Fuel efficiency grants

Two Argonne National Laboratory R&D projects have been selected to receive grants as part of an effort to improve the fuel efficiency of light-duty vehicle engines.


Two Argonne-based R&D projects have been selected to receive grants from the US Department of Energy (DOE) as part of an effort to improve the fuel efficiency of light-duty vehicle engines.



‘We expect this research to make significant strides toward maximising an engine’s performance in a cleaner, more economical manner,’ Secretary of Energy Samuel W. Bodman said, as he announced a series of awards totalling $21.5m nationwide for eleven cost-shared R&D projects.



Combined with industry investment, the eleven projects selected will total nearly $43m to support improvement of engine and combustion systems for the next generation of efficient vehicles.



One project, based out of Argonne’s TransportationTechnologyR&DCenter, will attempt to make flexible-fuel engines more efficient by using advanced engine technology with in-cylinder sensing technology to rapidly extract large quantities of information every time the engine ignites fuel.



This in-cylinder technology, called ionisation sensing, provides real-time data to engineers that may enable them to significantly reduce the size and improve the fuel economy of an engine without sacrificing power.



For this project, Argonne will partner with German engine manufacturer Mahle Powertrain, Michigan-based Visteon Corporation and MichiganStateUniversity. For this project, Argonne has been selected to receive up to $2.3m from the DOE, which will be matched in large part by investment from industry.



The DOE also announced funding for research in lubrication technology that will be performed in Argonne‘s Energy Systems Division.

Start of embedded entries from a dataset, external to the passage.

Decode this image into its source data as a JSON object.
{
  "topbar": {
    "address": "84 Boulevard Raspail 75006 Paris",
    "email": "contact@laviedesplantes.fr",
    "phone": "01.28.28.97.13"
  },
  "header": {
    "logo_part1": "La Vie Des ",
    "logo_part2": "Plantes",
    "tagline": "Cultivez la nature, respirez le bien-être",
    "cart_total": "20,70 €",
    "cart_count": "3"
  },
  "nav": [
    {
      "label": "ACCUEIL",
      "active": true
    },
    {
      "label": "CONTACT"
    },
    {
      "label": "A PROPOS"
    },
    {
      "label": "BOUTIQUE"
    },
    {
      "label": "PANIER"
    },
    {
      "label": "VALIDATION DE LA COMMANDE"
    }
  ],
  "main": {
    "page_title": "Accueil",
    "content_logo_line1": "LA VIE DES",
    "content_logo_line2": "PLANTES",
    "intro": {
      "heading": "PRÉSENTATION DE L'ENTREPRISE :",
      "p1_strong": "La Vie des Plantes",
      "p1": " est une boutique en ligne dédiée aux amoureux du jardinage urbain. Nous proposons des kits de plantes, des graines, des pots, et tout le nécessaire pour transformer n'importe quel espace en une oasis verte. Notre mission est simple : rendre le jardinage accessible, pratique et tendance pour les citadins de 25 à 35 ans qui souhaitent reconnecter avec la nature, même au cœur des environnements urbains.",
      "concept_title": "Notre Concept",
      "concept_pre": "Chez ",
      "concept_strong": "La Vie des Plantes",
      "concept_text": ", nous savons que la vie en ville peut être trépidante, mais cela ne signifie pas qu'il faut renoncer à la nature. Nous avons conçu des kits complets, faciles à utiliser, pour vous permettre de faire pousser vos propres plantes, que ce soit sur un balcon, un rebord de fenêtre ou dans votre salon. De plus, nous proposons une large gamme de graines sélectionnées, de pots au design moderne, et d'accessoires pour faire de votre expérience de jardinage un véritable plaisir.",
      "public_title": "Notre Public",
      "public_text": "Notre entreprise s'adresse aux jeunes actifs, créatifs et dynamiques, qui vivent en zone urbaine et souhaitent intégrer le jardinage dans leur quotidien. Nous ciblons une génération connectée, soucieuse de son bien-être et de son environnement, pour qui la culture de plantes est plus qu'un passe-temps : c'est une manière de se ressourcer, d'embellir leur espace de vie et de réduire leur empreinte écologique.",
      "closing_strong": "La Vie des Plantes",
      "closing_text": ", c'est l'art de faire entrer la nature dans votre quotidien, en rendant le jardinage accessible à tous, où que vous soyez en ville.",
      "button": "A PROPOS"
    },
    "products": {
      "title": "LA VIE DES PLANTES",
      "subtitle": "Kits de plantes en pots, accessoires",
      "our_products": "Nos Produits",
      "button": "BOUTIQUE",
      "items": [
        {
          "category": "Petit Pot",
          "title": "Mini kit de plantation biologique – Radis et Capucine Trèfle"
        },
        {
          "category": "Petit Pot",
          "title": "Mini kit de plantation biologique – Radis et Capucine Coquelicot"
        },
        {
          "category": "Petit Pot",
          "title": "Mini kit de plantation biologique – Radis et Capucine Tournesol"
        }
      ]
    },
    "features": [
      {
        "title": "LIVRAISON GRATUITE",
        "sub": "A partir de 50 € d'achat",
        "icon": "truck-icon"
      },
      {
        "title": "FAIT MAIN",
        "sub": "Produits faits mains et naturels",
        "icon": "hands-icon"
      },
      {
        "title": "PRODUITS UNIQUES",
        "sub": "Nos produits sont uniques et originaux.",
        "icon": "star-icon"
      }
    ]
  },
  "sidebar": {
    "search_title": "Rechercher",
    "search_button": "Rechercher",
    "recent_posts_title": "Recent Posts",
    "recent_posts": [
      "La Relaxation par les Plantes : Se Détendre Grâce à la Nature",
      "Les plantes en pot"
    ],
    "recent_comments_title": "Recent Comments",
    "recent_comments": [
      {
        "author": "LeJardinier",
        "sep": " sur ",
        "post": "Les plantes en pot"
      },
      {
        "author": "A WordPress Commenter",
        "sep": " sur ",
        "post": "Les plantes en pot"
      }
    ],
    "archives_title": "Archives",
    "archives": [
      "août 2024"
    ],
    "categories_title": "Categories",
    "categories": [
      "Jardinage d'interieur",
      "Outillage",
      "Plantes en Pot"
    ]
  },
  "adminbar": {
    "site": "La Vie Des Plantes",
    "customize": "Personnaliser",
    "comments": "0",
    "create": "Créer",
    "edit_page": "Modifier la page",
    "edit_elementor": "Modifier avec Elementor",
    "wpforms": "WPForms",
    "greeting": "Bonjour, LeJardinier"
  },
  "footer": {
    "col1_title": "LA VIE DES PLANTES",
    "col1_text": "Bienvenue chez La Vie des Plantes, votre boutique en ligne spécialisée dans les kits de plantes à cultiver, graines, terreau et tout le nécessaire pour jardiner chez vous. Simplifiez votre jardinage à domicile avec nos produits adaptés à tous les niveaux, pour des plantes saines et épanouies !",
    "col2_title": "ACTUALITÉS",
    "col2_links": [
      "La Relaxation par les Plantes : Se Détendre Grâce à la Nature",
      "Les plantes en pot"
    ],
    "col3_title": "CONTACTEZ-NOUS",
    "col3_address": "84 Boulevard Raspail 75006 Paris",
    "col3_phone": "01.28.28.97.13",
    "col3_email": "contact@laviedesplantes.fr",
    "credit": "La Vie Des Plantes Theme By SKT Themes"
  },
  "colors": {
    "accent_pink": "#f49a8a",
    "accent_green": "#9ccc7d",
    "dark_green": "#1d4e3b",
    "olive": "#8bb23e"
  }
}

The federal funds will support research into the use of very small particles of molybdenum disulfide (MoS2) as a lubricant additive for motor oils. Scientists from the University of Arkansas, Caterpillar and nanoMech will also help to develop and test this new additive. The DOE will provide up to $491,000 for this research and Caterpillar will make a similar investment.